§ What is being asked: In the records below, find each line with the word "users" and copy it.

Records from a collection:

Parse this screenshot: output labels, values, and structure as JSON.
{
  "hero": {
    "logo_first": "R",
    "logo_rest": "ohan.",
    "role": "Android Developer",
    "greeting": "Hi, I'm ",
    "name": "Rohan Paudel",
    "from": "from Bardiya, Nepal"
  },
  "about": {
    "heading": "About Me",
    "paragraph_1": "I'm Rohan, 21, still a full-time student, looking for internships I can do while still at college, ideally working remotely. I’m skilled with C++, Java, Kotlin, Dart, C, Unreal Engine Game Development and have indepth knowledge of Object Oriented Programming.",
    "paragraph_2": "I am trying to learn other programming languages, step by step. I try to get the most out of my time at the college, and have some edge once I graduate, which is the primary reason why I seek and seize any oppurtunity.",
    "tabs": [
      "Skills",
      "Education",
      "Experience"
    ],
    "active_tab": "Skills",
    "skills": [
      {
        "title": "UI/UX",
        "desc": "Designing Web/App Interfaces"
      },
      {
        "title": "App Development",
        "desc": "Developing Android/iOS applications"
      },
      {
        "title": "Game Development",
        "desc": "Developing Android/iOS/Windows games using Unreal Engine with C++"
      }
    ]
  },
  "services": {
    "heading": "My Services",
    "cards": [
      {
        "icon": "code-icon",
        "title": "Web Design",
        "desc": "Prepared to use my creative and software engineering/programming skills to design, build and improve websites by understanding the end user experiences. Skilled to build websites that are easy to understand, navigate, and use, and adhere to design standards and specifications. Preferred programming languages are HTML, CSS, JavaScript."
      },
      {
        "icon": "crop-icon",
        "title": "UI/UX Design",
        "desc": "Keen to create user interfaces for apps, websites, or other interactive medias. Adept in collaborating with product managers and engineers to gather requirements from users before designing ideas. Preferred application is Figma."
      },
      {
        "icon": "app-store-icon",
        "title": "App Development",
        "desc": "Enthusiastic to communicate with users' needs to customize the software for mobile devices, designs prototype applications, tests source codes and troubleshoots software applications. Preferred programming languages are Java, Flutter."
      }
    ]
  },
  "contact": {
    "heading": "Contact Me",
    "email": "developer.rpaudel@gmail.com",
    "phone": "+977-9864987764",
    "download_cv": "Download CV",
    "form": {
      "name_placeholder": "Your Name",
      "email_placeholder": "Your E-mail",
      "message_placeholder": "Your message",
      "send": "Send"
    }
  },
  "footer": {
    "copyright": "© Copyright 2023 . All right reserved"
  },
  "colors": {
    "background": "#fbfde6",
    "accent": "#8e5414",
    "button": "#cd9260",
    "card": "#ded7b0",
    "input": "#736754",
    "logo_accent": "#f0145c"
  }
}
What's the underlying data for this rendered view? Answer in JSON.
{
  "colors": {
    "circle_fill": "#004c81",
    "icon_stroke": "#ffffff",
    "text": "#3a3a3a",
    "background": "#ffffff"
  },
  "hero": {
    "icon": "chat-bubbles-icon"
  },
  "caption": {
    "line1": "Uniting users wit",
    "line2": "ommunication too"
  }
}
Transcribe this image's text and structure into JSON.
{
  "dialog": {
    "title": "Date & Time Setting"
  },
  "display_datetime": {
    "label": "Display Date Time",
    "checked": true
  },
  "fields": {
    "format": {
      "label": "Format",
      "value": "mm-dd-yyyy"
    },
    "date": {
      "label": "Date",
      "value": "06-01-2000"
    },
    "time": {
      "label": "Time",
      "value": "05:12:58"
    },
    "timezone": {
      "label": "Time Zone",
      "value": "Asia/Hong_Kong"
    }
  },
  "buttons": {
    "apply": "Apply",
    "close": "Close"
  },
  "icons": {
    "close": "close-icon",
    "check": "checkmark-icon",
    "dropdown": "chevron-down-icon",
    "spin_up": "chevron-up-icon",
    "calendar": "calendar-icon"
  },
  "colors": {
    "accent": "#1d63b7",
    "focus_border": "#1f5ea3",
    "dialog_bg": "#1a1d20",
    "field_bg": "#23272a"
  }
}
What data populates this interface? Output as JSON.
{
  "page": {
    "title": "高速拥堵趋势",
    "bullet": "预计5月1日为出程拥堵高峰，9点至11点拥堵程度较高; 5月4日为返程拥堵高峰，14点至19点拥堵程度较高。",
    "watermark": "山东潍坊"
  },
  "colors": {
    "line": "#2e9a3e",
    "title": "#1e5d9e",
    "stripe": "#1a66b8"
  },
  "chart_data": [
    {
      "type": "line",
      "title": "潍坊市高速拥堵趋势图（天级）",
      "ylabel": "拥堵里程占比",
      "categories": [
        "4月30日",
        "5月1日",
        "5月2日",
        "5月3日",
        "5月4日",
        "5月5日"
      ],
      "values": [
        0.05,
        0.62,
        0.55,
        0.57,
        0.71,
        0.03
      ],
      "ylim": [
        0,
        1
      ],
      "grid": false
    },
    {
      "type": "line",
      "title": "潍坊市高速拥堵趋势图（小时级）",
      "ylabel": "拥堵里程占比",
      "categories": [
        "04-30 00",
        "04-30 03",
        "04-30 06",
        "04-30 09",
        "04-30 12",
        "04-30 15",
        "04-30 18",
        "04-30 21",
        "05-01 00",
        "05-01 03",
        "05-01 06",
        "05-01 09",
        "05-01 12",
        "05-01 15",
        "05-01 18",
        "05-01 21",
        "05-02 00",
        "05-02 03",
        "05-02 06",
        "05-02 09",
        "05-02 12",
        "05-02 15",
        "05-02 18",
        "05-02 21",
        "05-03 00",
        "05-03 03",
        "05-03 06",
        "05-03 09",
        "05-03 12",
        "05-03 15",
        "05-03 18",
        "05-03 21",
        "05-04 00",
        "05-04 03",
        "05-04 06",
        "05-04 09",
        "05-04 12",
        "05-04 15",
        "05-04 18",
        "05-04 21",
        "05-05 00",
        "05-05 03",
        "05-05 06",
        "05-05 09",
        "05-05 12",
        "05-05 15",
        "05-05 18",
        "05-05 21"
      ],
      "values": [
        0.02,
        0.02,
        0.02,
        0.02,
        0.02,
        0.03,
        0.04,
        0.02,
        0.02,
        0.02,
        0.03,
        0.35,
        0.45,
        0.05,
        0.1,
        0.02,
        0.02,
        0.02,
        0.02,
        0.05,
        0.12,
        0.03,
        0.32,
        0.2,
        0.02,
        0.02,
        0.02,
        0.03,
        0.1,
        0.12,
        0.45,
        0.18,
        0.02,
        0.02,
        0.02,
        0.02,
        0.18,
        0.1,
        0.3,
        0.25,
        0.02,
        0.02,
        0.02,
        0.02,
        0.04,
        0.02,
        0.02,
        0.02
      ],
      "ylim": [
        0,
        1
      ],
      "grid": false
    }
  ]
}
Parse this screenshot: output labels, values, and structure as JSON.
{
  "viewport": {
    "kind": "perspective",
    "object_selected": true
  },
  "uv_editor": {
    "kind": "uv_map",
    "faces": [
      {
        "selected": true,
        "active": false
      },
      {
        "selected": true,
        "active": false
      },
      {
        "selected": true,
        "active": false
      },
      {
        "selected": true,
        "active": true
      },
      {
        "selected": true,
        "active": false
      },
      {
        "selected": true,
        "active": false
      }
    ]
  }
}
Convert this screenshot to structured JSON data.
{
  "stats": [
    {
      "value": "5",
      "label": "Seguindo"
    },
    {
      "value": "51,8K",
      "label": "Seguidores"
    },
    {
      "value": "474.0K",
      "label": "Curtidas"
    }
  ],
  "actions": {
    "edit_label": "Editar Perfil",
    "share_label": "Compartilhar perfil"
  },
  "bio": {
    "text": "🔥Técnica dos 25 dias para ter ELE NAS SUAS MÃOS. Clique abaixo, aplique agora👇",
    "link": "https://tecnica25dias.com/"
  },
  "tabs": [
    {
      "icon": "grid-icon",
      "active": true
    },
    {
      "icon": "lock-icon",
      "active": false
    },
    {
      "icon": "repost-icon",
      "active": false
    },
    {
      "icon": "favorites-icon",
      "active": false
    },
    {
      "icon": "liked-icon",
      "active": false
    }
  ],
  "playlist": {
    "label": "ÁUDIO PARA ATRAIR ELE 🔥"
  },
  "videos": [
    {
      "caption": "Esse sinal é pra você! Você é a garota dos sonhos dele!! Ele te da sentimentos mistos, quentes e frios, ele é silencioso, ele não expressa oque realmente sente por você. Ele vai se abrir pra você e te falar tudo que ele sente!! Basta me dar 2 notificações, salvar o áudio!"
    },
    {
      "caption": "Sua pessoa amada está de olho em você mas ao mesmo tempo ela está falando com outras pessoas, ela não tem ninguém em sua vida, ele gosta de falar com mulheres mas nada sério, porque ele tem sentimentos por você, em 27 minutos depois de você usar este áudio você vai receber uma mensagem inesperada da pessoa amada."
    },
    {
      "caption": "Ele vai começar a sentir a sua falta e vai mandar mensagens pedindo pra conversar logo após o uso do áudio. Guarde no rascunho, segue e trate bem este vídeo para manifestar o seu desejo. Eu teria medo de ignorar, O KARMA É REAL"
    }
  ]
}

§ Result below:
        "desc": "Keen to create user interfaces for apps, websites, or other interactive medias. Adept in collaborating with product managers and engineers to gather requirements from users before designing ideas. Preferred application is Figma."
        "desc": "Enthusiastic to communicate with users' needs to customize the software for mobile devices, designs prototype applications, tests source codes and troubleshoots software applications. Preferred programming languages are Java, Flutter."
    "line1": "Uniting users wit",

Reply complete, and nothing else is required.